Study material:
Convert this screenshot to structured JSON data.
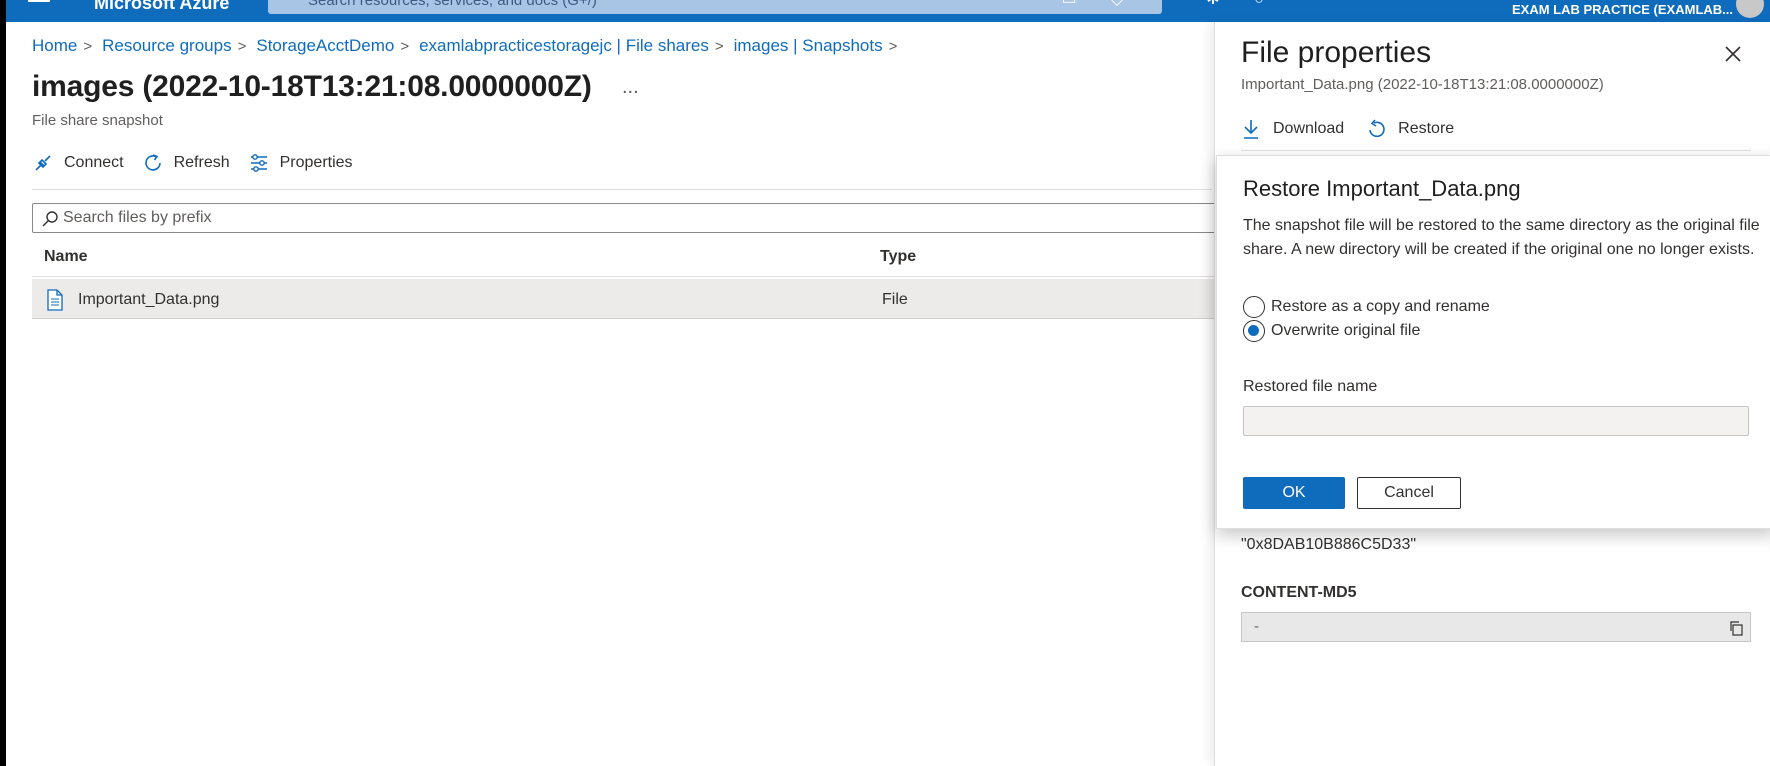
{
  "topbar": {
    "brand": "Microsoft Azure",
    "search_placeholder": "Search resources, services, and docs (G+/)",
    "account": "EXAM LAB PRACTICE (EXAMLAB...",
    "colors": {
      "bar": "#0f6cbd"
    }
  },
  "breadcrumb": [
    {
      "label": "Home"
    },
    {
      "label": "Resource groups"
    },
    {
      "label": "StorageAcctDemo"
    },
    {
      "label": "examlabpracticestoragejc | File shares"
    },
    {
      "label": "images | Snapshots"
    }
  ],
  "page": {
    "title": "images (2022-10-18T13:21:08.0000000Z)",
    "more": "...",
    "subtitle": "File share snapshot"
  },
  "toolbar": {
    "connect": "Connect",
    "refresh": "Refresh",
    "properties": "Properties"
  },
  "filter": {
    "placeholder": "Search files by prefix"
  },
  "table": {
    "columns": [
      "Name",
      "Type"
    ],
    "rows": [
      {
        "name": "Important_Data.png",
        "type": "File",
        "icon": "document-icon"
      }
    ]
  },
  "panel": {
    "title": "File properties",
    "subtitle": "Important_Data.png (2022-10-18T13:21:08.0000000Z)",
    "download": "Download",
    "restore": "Restore",
    "etag_value": "\"0x8DAB10B886C5D33\"",
    "md5_label": "CONTENT-MD5",
    "md5_value": "-"
  },
  "dialog": {
    "title": "Restore Important_Data.png",
    "body": "The snapshot file will be restored to the same directory as the original file share. A new directory will be created if the original one no longer exists.",
    "option_copy": "Restore as a copy and rename",
    "option_overwrite": "Overwrite original file",
    "selected_option": "overwrite",
    "filename_label": "Restored file name",
    "filename_value": "",
    "ok": "OK",
    "cancel": "Cancel"
  }
}
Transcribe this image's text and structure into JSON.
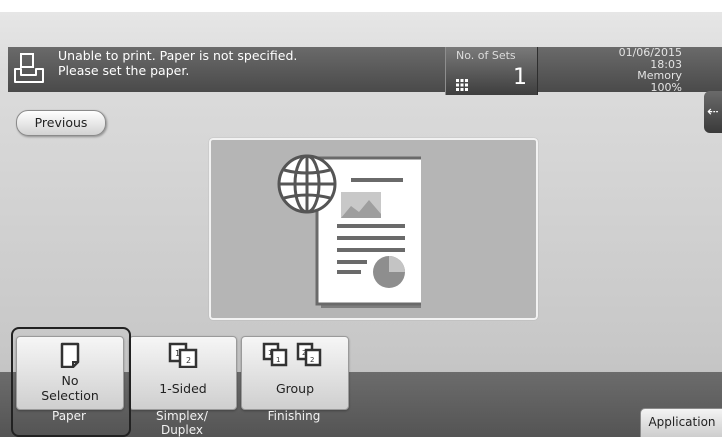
{
  "header": {
    "message_line1": "Unable to print. Paper is not specified.",
    "message_line2": "Please set the paper.",
    "sets_label": "No. of Sets",
    "sets_value": "1",
    "date": "01/06/2015",
    "time": "18:03",
    "memory_label": "Memory",
    "memory_value": "100%"
  },
  "nav": {
    "previous_label": "Previous"
  },
  "functions": [
    {
      "value_line1": "No",
      "value_line2": "Selection",
      "label": "Paper"
    },
    {
      "value": "1-Sided",
      "label_line1": "Simplex/",
      "label_line2": "Duplex"
    },
    {
      "value": "Group",
      "label": "Finishing"
    }
  ],
  "footer": {
    "application_label": "Application"
  },
  "icons": {
    "status": "printer-icon",
    "keypad": "keypad-icon",
    "side_tab": "double-arrow-left-icon",
    "preview": "document-preview-icon",
    "paper": "paper-sheet-icon",
    "simplex": "one-sided-icon",
    "finishing": "group-icon"
  },
  "colors": {
    "header_bg": "#555555",
    "preview_bg": "#b5b5b5",
    "bottom_bar": "#5f5f5f"
  }
}
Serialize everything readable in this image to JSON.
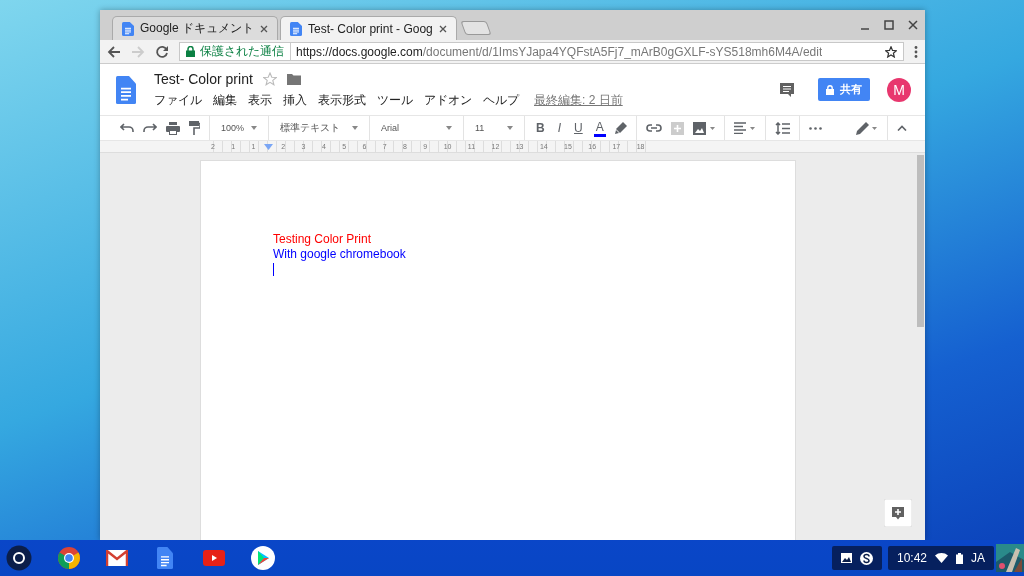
{
  "window": {
    "tabs": [
      {
        "title": "Google ドキュメント",
        "selected": false
      },
      {
        "title": "Test- Color print - Goog",
        "selected": true
      }
    ]
  },
  "address_bar": {
    "security": "保護された通信",
    "url_host": "https://docs.google.com",
    "url_path": "/document/d/1ImsYJapa4YQFstA5Fj7_mArB0gGXLF-sYS518mh6M4A/edit"
  },
  "doc_header": {
    "title": "Test- Color print",
    "starred": false,
    "menus": [
      "ファイル",
      "編集",
      "表示",
      "挿入",
      "表示形式",
      "ツール",
      "アドオン",
      "ヘルプ"
    ],
    "last_edit": "最終編集: 2 日前",
    "share_label": "共有",
    "avatar": "M"
  },
  "toolbar": {
    "zoom": "100%",
    "style": "標準テキスト",
    "font": "Arial",
    "size": "11",
    "bold": "B",
    "italic": "I",
    "underline": "U",
    "text_color": "A"
  },
  "ruler": [
    "2",
    "1",
    "1",
    "2",
    "3",
    "4",
    "5",
    "6",
    "7",
    "8",
    "9",
    "10",
    "11",
    "12",
    "13",
    "14",
    "15",
    "16",
    "17",
    "18"
  ],
  "document": {
    "lines": [
      {
        "text": "Testing Color Print",
        "color": "#ff0000"
      },
      {
        "text": "With google chromebook",
        "color": "#0000ff"
      }
    ]
  },
  "shelf": {
    "time": "10:42",
    "ime": "JA"
  }
}
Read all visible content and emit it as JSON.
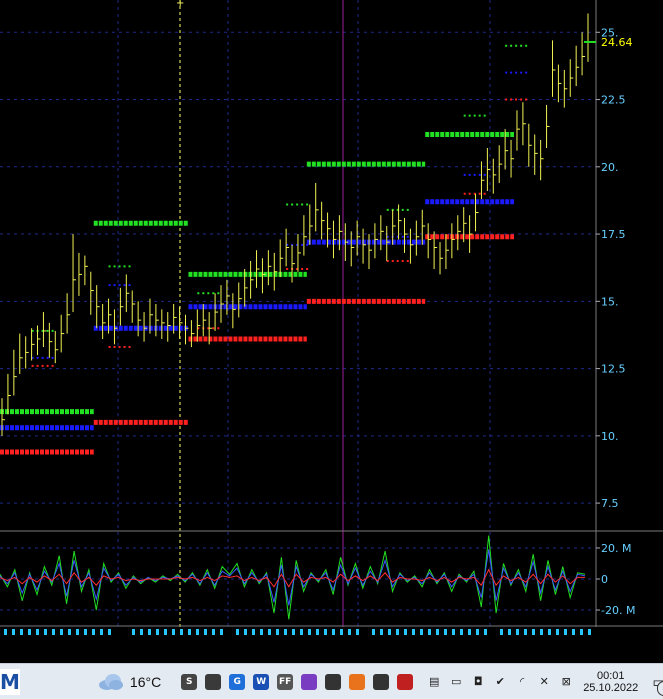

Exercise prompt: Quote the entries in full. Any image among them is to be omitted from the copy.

Task output:
Convert this screenshot to structured JSON data.
{
  "topbar": {
    "brand": "Microsoft Azure",
    "search_placeholder": "Search resources, services, and docs (G+/)",
    "account": "EXAM LAB PRACTICE (EXAMLAB...",
    "colors": {
      "bar": "#0f6cbd"
    }
  },
  "breadcrumb": [
    {
      "label": "Home"
    },
    {
      "label": "Resource groups"
    },
    {
      "label": "StorageAcctDemo"
    },
    {
      "label": "examlabpracticestoragejc | File shares"
    },
    {
      "label": "images | Snapshots"
    }
  ],
  "page": {
    "title": "images (2022-10-18T13:21:08.0000000Z)",
    "more": "...",
    "subtitle": "File share snapshot"
  },
  "toolbar": {
    "connect": "Connect",
    "refresh": "Refresh",
    "properties": "Properties"
  },
  "filter": {
    "placeholder": "Search files by prefix"
  },
  "table": {
    "columns": [
      "Name",
      "Type"
    ],
    "rows": [
      {
        "name": "Important_Data.png",
        "type": "File",
        "icon": "document-icon"
      }
    ]
  },
  "panel": {
    "title": "File properties",
    "subtitle": "Important_Data.png (2022-10-18T13:21:08.0000000Z)",
    "download": "Download",
    "restore": "Restore",
    "etag_value": "\"0x8DAB10B886C5D33\"",
    "md5_label": "CONTENT-MD5",
    "md5_value": "-"
  },
  "dialog": {
    "title": "Restore Important_Data.png",
    "body": "The snapshot file will be restored to the same directory as the original file share. A new directory will be created if the original one no longer exists.",
    "option_copy": "Restore as a copy and rename",
    "option_overwrite": "Overwrite original file",
    "selected_option": "overwrite",
    "filename_label": "Restored file name",
    "filename_value": "",
    "ok": "OK",
    "cancel": "Cancel"
  }
}
Transcribe this image's text and structure into JSON.
{
  "header": {
    "message_line1": "Unable to print. Paper is not specified.",
    "message_line2": "Please set the paper.",
    "sets_label": "No. of Sets",
    "sets_value": "1",
    "date": "01/06/2015",
    "time": "18:03",
    "memory_label": "Memory",
    "memory_value": "100%"
  },
  "nav": {
    "previous_label": "Previous"
  },
  "functions": [
    {
      "value_line1": "No",
      "value_line2": "Selection",
      "label": "Paper"
    },
    {
      "value": "1-Sided",
      "label_line1": "Simplex/",
      "label_line2": "Duplex"
    },
    {
      "value": "Group",
      "label": "Finishing"
    }
  ],
  "footer": {
    "application_label": "Application"
  },
  "icons": {
    "status": "printer-icon",
    "keypad": "keypad-icon",
    "side_tab": "double-arrow-left-icon",
    "preview": "document-preview-icon",
    "paper": "paper-sheet-icon",
    "simplex": "one-sided-icon",
    "finishing": "group-icon"
  },
  "colors": {
    "header_bg": "#555555",
    "preview_bg": "#b5b5b5",
    "bottom_bar": "#5f5f5f"
  }
}
Serialize everything readable in this image to JSON.
{
  "window": {
    "tabs": [
      {
        "title": "Google ドキュメント",
        "selected": false
      },
      {
        "title": "Test- Color print - Goog",
        "selected": true
      }
    ]
  },
  "address_bar": {
    "security": "保護された通信",
    "url_host": "https://docs.google.com",
    "url_path": "/document/d/1ImsYJapa4YQFstA5Fj7_mArB0gGXLF-sYS518mh6M4A/edit"
  },
  "doc_header": {
    "title": "Test- Color print",
    "starred": false,
    "menus": [
      "ファイル",
      "編集",
      "表示",
      "挿入",
      "表示形式",
      "ツール",
      "アドオン",
      "ヘルプ"
    ],
    "last_edit": "最終編集: 2 日前",
    "share_label": "共有",
    "avatar": "M"
  },
  "toolbar": {
    "zoom": "100%",
    "style": "標準テキスト",
    "font": "Arial",
    "size": "11",
    "bold": "B",
    "italic": "I",
    "underline": "U",
    "text_color": "A"
  },
  "ruler": [
    "2",
    "1",
    "1",
    "2",
    "3",
    "4",
    "5",
    "6",
    "7",
    "8",
    "9",
    "10",
    "11",
    "12",
    "13",
    "14",
    "15",
    "16",
    "17",
    "18"
  ],
  "document": {
    "lines": [
      {
        "text": "Testing Color Print",
        "color": "#ff0000"
      },
      {
        "text": "With google chromebook",
        "color": "#0000ff"
      }
    ]
  },
  "shelf": {
    "time": "10:42",
    "ime": "JA"
  }
}
Read all visible content and emit it as JSON.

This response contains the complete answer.